Is Evan Bayh Ripe To Pull A Reverse Specter?
Ryan Nees, writing in Indiana’s Howey Politics, looks at Bayh’s tack to the right and says "there’s a future for Evan Bayh" in a "radicalized shell" of the Republican party:
What bizarre timing for the final break, it would seem, given that the Democratic Party’s popularity is at its highest point in Bayh’s political career, and Indiana, after all, voted in 2008 for the Democratic candidate for President, the first time since 1964. Yet this also makes sense, as Bayh has come to recognize that his future in the Barack Obama-dominated Democratic Party is dim: he was passed over for vice president, never emerged as a Claire McCaskill-like confidant, and became an irrelevant bridge to a sinking Clintonian ship when Obama deftly neutralized Hillary Clinton’s internal opposition by making her secretary of state.
Bayh’s reaction has been to position himself as the most obstructionist Democrat in Congress, just in case Obama’s popular presidency goes south. Bayh’s installed himself leader of a “Blue Dog” caucus in the Senate of 16 moderate Democrats, who meet regularly with the implicit purpose of putting the et tu brakes on Obama’s legislative agenda; or as Bayh put it in the Washington Post, “Many independents voted for President Obama and the contours of his change agenda, but they will not rubber-stamp it.”

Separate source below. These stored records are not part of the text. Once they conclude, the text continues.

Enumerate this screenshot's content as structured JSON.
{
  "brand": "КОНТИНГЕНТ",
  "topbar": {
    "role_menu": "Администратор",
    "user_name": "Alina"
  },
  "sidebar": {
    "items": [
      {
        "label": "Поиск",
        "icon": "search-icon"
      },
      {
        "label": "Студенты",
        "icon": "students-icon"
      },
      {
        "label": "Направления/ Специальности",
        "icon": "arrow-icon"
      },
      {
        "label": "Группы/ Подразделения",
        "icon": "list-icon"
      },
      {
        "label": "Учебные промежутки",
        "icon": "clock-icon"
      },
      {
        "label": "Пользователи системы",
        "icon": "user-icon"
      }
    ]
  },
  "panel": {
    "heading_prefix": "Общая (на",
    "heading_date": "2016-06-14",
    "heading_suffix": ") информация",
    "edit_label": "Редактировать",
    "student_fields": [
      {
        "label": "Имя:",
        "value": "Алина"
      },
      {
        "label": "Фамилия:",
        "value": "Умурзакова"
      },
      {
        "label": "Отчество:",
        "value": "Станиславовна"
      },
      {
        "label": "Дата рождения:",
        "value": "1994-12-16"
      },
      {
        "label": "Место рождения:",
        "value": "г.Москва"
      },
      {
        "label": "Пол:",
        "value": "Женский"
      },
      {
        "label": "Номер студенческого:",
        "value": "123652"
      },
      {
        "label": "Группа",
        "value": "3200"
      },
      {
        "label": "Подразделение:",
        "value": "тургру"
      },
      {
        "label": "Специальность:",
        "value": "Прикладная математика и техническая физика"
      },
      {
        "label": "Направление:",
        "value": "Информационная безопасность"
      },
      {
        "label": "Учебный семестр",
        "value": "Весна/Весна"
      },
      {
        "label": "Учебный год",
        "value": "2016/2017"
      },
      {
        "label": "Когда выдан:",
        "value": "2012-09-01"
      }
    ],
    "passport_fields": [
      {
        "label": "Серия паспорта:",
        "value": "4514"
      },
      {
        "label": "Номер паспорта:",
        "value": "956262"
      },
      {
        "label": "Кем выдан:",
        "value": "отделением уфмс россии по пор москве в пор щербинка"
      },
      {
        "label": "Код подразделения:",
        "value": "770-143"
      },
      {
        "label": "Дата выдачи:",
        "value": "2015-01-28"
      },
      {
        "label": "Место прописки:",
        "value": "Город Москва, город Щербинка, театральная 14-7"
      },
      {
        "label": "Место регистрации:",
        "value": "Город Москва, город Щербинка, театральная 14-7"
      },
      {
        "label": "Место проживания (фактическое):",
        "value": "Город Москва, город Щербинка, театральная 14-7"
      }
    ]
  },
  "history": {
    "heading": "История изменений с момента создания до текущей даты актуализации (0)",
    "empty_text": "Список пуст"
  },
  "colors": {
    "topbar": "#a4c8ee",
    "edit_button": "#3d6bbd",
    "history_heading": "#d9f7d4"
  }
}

In March, Senate Republican Leader Mitch McConnell gleefully read one of Bayh’s anti-Obama screeds from the Wall Street Journal into the Congressional Record, suggesting as Bayh did that Obama “jeopardized [his] credibility” on the deficit with the proposed omnibus budget. Last week, Bayh was one of only three Democrats to vote no. “If you’re going to get to 60 votes in the Senate, you’re going to need the vast majority of this group. We can be the fulcrum upon which policy will balance,” Bayh threatened last month.
So this is as good a time for Bayh as any other to bolt, for him and for the Republican Party. It needs to retool to the realities of a realigning electorate, and Bayh could be a perfect GOP response to what may end up being a presidency of liberal overreach (think a former Democrat as a “New Republican”). And he needs a new party to entertain his ego, which is surely becoming exhausting to Obama and Senate Majority Leader Harry Reid.
As Specter finds his “political philosophy more in line with Democrats than Republicans,” Bayh might ask himself the same question. He could follow the Pennsylvanian’s lead, and be just as politically self-serving in his answer. Why not become that new voice of the Republican Party? The door might not even hit him on the way out.
Bayh’s popularity continues to be strong in Indiana,. With a 74% approval rating and an $11 million war chest (much of it left over from his Presidential bid) the Republicans probably won’t try to field anyone against him in 2010.
But Obama’s Indiana victory indicates that Bayh and the state may moving in the opposite political direction. And I’ll just note that although it’s anecdotal, the kind of persistent local progressive discontent coming out of Indiana about Bayh is the kind of thing we look for when we’re assessing whether a candidate would be vulnerable to a primary challenge.
Joe Lieberman had a 68% approval rating in Connectibut in August 2005. Obviously, that didn’t tell the whole story.